_Extracted material_
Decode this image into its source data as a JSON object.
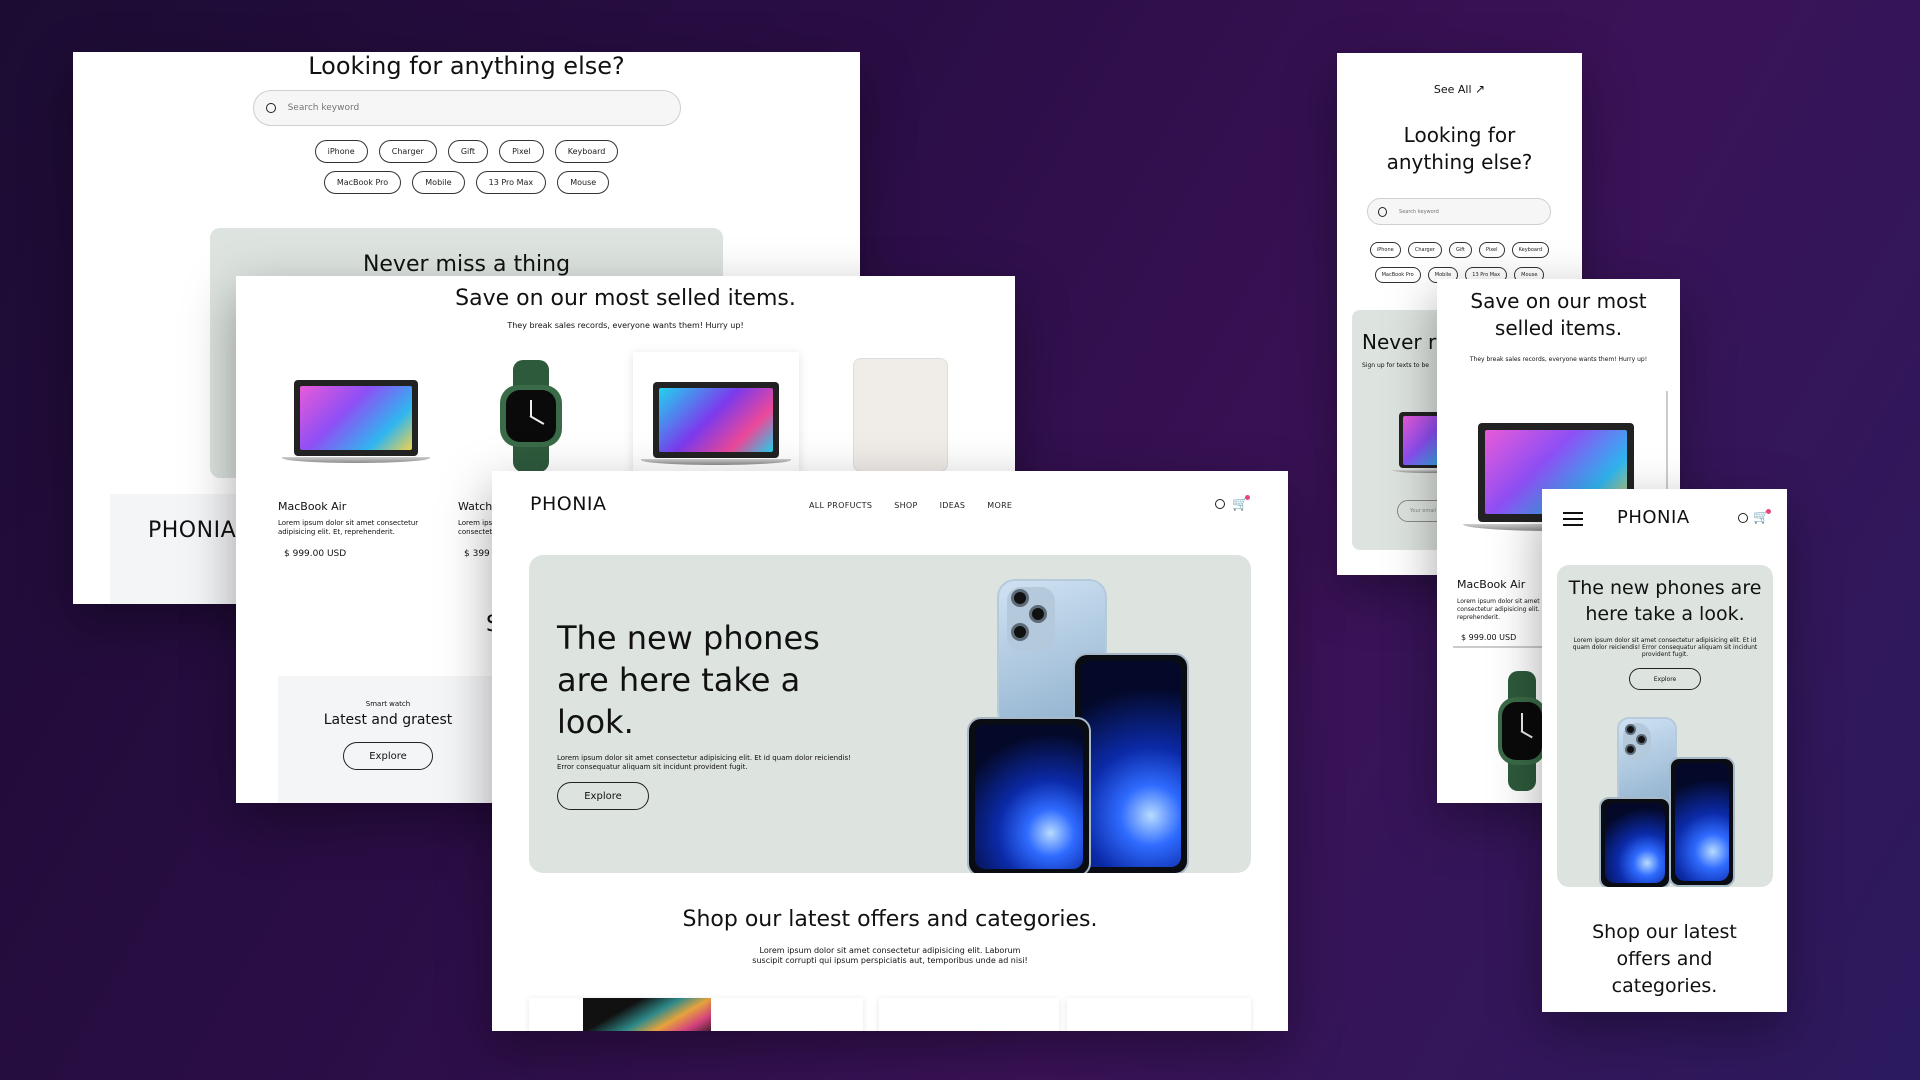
{
  "search_panel": {
    "heading": "Looking for anything else?",
    "search_placeholder": "Search keyword",
    "tags_row1": [
      "iPhone",
      "Charger",
      "Gift",
      "Pixel",
      "Keyboard"
    ],
    "tags_row2": [
      "MacBook Pro",
      "Mobile",
      "13 Pro Max",
      "Mouse"
    ],
    "newsletter_heading": "Never miss a thing",
    "footer_logo": "PHONIA"
  },
  "bestsellers_panel": {
    "heading": "Save on our most selled items.",
    "subheading": "They break sales records, everyone wants them! Hurry up!",
    "products": [
      {
        "name": "MacBook Air",
        "desc": "Lorem ipsum dolor sit amet consectetur adipisicing elit. Et, reprehenderit.",
        "price": "$ 999.00 USD"
      },
      {
        "name": "Watch",
        "desc": "Lorem ipsum dolor sit amet consectetur adipisicing elit.",
        "price": "$ 399"
      }
    ],
    "promo_eyebrow": "Smart watch",
    "promo_title": "Latest and gratest",
    "promo_button": "Explore",
    "partial_letter": "S"
  },
  "desktop_home": {
    "logo": "PHONIA",
    "nav": [
      "ALL PROFUCTS",
      "SHOP",
      "IDEAS",
      "MORE"
    ],
    "hero_title": "The new phones are here take a look.",
    "hero_body": "Lorem ipsum dolor sit amet consectetur adipisicing elit. Et id quam dolor reiciendis! Error consequatur aliquam sit incidunt provident fugit.",
    "hero_button": "Explore",
    "offers_title": "Shop our latest offers and categories.",
    "offers_body": "Lorem ipsum dolor sit amet consectetur adipisicing elit. Laborum suscipit corrupti qui ipsum perspiciatis aut, temporibus unde ad nisi!"
  },
  "tablet_search": {
    "see_all": "See All",
    "heading": "Looking for anything else?",
    "search_placeholder": "Search keyword",
    "tags_row1": [
      "iPhone",
      "Charger",
      "Gift",
      "Pixel",
      "Keyboard"
    ],
    "tags_row2": [
      "MacBook Pro",
      "Mobile",
      "13 Pro Max",
      "Mouse"
    ],
    "newsletter_heading": "Never r",
    "newsletter_sub": "Sign up for texts to be",
    "email_placeholder": "Your email"
  },
  "tablet_bestsellers": {
    "heading": "Save on our most selled items.",
    "subheading": "They break sales records, everyone wants them! Hurry up!",
    "product_name": "MacBook Air",
    "product_desc": "Lorem ipsum dolor sit amet consectetur adipisicing elit. Et, reprehenderit.",
    "product_price": "$ 999.00 USD"
  },
  "mobile_home": {
    "logo": "PHONIA",
    "hero_title": "The new phones are here take a look.",
    "hero_body": "Lorem ipsum dolor sit amet consectetur adipisicing elit. Et id quam dolor reiciendis! Error consequatur aliquam sit incidunt provident fugit.",
    "hero_button": "Explore",
    "offers_title": "Shop our latest offers and categories."
  },
  "colors": {
    "background": "#2a0d45",
    "hero_bg": "#dde3df",
    "cart_badge": "#e8457c"
  }
}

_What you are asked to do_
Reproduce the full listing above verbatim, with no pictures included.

_Exercise output_
Decode this image into its source data as a JSON object.
{
  "search_panel": {
    "heading": "Looking for anything else?",
    "search_placeholder": "Search keyword",
    "tags_row1": [
      "iPhone",
      "Charger",
      "Gift",
      "Pixel",
      "Keyboard"
    ],
    "tags_row2": [
      "MacBook Pro",
      "Mobile",
      "13 Pro Max",
      "Mouse"
    ],
    "newsletter_heading": "Never miss a thing",
    "footer_logo": "PHONIA"
  },
  "bestsellers_panel": {
    "heading": "Save on our most selled items.",
    "subheading": "They break sales records, everyone wants them! Hurry up!",
    "products": [
      {
        "name": "MacBook Air",
        "desc": "Lorem ipsum dolor sit amet consectetur adipisicing elit. Et, reprehenderit.",
        "price": "$ 999.00 USD"
      },
      {
        "name": "Watch",
        "desc": "Lorem ipsum dolor sit amet consectetur adipisicing elit.",
        "price": "$ 399"
      }
    ],
    "promo_eyebrow": "Smart watch",
    "promo_title": "Latest and gratest",
    "promo_button": "Explore",
    "partial_letter": "S"
  },
  "desktop_home": {
    "logo": "PHONIA",
    "nav": [
      "ALL PROFUCTS",
      "SHOP",
      "IDEAS",
      "MORE"
    ],
    "hero_title": "The new phones are here take a look.",
    "hero_body": "Lorem ipsum dolor sit amet consectetur adipisicing elit. Et id quam dolor reiciendis! Error consequatur aliquam sit incidunt provident fugit.",
    "hero_button": "Explore",
    "offers_title": "Shop our latest offers and categories.",
    "offers_body": "Lorem ipsum dolor sit amet consectetur adipisicing elit. Laborum suscipit corrupti qui ipsum perspiciatis aut, temporibus unde ad nisi!"
  },
  "tablet_search": {
    "see_all": "See All",
    "heading": "Looking for anything else?",
    "search_placeholder": "Search keyword",
    "tags_row1": [
      "iPhone",
      "Charger",
      "Gift",
      "Pixel",
      "Keyboard"
    ],
    "tags_row2": [
      "MacBook Pro",
      "Mobile",
      "13 Pro Max",
      "Mouse"
    ],
    "newsletter_heading": "Never r",
    "newsletter_sub": "Sign up for texts to be",
    "email_placeholder": "Your email"
  },
  "tablet_bestsellers": {
    "heading": "Save on our most selled items.",
    "subheading": "They break sales records, everyone wants them! Hurry up!",
    "product_name": "MacBook Air",
    "product_desc": "Lorem ipsum dolor sit amet consectetur adipisicing elit. Et, reprehenderit.",
    "product_price": "$ 999.00 USD"
  },
  "mobile_home": {
    "logo": "PHONIA",
    "hero_title": "The new phones are here take a look.",
    "hero_body": "Lorem ipsum dolor sit amet consectetur adipisicing elit. Et id quam dolor reiciendis! Error consequatur aliquam sit incidunt provident fugit.",
    "hero_button": "Explore",
    "offers_title": "Shop our latest offers and categories."
  },
  "colors": {
    "background": "#2a0d45",
    "hero_bg": "#dde3df",
    "cart_badge": "#e8457c"
  }
}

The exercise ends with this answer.